El, the first Canaanite god who dwelt on Mount Saphon, was considered remotely old, the master of time, and the father of god and men, and a benevolent and merciful lord. Under his governorship Baal married Anat, defeated the sea god Yam as well as the deadly Mot, and became the god of rain, lightening, and thunder. El, who represented omnipotence once removed, was always portrayed as a seated figure wearing the horns of the bull, a symbol of strength. In the Old Testament there is a mention of the supreme deity as El and Yahweh. About Melchizedek, King of Jerusalem, it was said, “he brought forth bread and wine, and he was the priest of the most high God.” This was El Elyon. It is now thought that the Old Testament is the compilation of at least three main versions of Hebrew religious history, the Yawist being the dominant.

In mythology, El presided over the Ugaritic pantheon. His name, being common in almost all Semitic languages, meant “supreme god.” His title of “bull” gave him irresistible power enabling his to be perceived as the father of innumerable gods, men, and creator of all created things. El, depicted as an old man, was called “the father of the years” just as the God of Israel in the dream of Daniel (8:9) received the title of “ancient of days.” El was perceived as having a hoary beard of an old man possessing infinite wisdom and kindness.

Even though the creator was wise and kind he remained aloof from his creation. His abode was a mysterious and far away place: “at the source of the rivers, in the hallow of the abysses”; a reference that was probably to the conflux of the two branches of the cosmic river, which enclosed the visible universe with its waters (the “waters above” and the “waters below” separated by the firmament. (Genesis 1:6-9) El heard the complaints of the gods, but seemed to remain in the background, sometimes supervising, as the forces that embroiled the other gods, who were closer to men and more adored, played out.

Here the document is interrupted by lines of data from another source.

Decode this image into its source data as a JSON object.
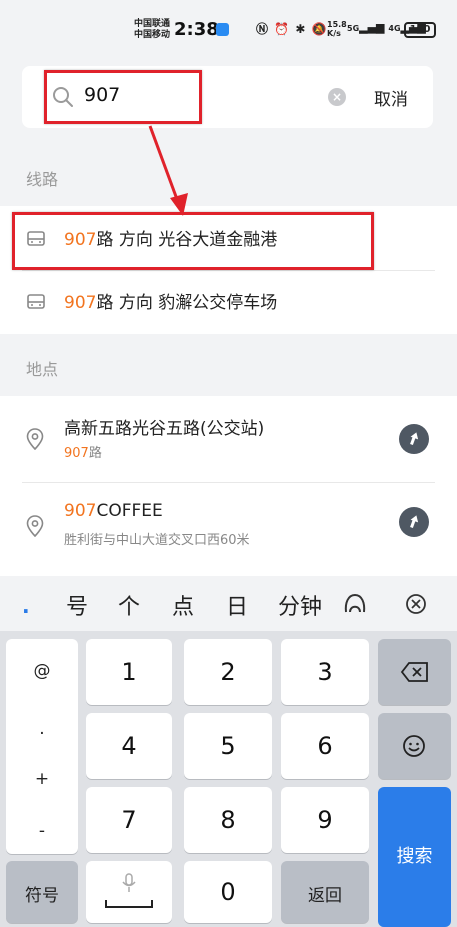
{
  "status_bar": {
    "carrier_1": "中国联通",
    "carrier_2": "中国移动",
    "time": "2:38",
    "speed_top": "15.8",
    "speed_bottom": "K/s",
    "net_1": "5G",
    "net_2": "4G",
    "battery": "100"
  },
  "search": {
    "value": "907",
    "cancel_label": "取消"
  },
  "routes_section": {
    "title": "线路",
    "items": [
      {
        "number": "907",
        "suffix": "路 方向 光谷大道金融港"
      },
      {
        "number": "907",
        "suffix": "路 方向 豹澥公交停车场"
      }
    ]
  },
  "places_section": {
    "title": "地点",
    "items": [
      {
        "title_prefix": "",
        "title_highlight": "",
        "title_rest": "高新五路光谷五路(公交站)",
        "sub_highlight": "907",
        "sub_rest": "路"
      },
      {
        "title_prefix": "",
        "title_highlight": "907",
        "title_rest": "COFFEE",
        "sub_highlight": "",
        "sub_rest": "胜利街与中山大道交叉口西60米"
      }
    ]
  },
  "candidates": {
    "dot": ".",
    "items": [
      "号",
      "个",
      "点",
      "日",
      "分钟"
    ]
  },
  "keyboard": {
    "symbols": [
      "@",
      ".",
      "+",
      "-"
    ],
    "digits": [
      "1",
      "2",
      "3",
      "4",
      "5",
      "6",
      "7",
      "8",
      "9",
      "0"
    ],
    "symbol_key": "符号",
    "back_key": "返回",
    "search_key": "搜索"
  },
  "colors": {
    "highlight": "#f2741f",
    "accent_blue": "#2b7de9",
    "annotation_red": "#e0222b"
  }
}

However, the poem Birth of the Gracious Gods seems to indicate that this was not always so. This poem is the only mythological work in which El himself plays a more active role. In the poem El meets two women by the sea who become fascinated by the size of his hand, and later become his wives while a bird is roasted. Their children, the “gracious gods,” are born. The newborn have large appetites and El counsels them to spend seven years among the crops and pasture land while food is accumulated in the barns. Instructions are constantly interspersed throughout the text, which either tell how certain rites should be performed or remain enigmatic. One of them, “Cook a kid in milk” seems to supply the reason behind the instruction given to the Israelites in Exodus 23:19, “Thou shalt not seethe a kid in his mother’s milk.” The primary purpose of this poem was to accompany the celebration of the sacred marriage destined to promote the fertility of the fields and the fecundity of the flocks. It is interesting to note that El in this agrarian myth is not shown as he created everything; but perhaps part of the reason lies in the fact that the head of the Ras Shamra pantheon was eclipsed by a new god, one that was later promoted to eminent dignity, Baal of the Semites of Ugarit.

Two epic cycles associated with El are Keret and Aqhat. The first describes the assistance given to Keret, son of El and a righteous king. The god helped him find a second wife who blessed him with seven sons, “yea eight,” and towards the end of his reign saved him from senility. The text breaks off at the point where Keret is accused of incompetence by one of his sons. The second epic conflict occurs when the goddess Anat seizes the bow of Aqhat, the son whom El had granted to King Daniel. Grateful for the hospitality shown to him by the king, the smith god Kother gave Aqhat a bow with “its horns… twisted like a serpent.” The prince refused Anat; he said her offer of immortality in exchange for the weapon was an illusion to a man destined to die: for such presumption the goddess had him killed with the consent of El. However, the bow fell “in the midst of the waters” and broke along with its precious arrows. Moreover with the disappearance of Aqhat, the vegetation withered away and Baal sent down neither rain nor dew. The fragmentary text leaves Paghat, Daniel’s daughter, bent on revenge: “to smite the smiter of my brother.” The parallel to Baal is striking, but by no means certain that Aqhat was an aspect of a “dying and reviving” fertility deity. A.G.H.


Cotterell, Arthur, A Dictionary of World Mythology, New York, G. P. Putman’s Sons, 1980, p. 30
Grimal, Pierre, Larousse World Mythology, Secaucus, New Jersey, Chartwell Books, 1965, pp. 87-89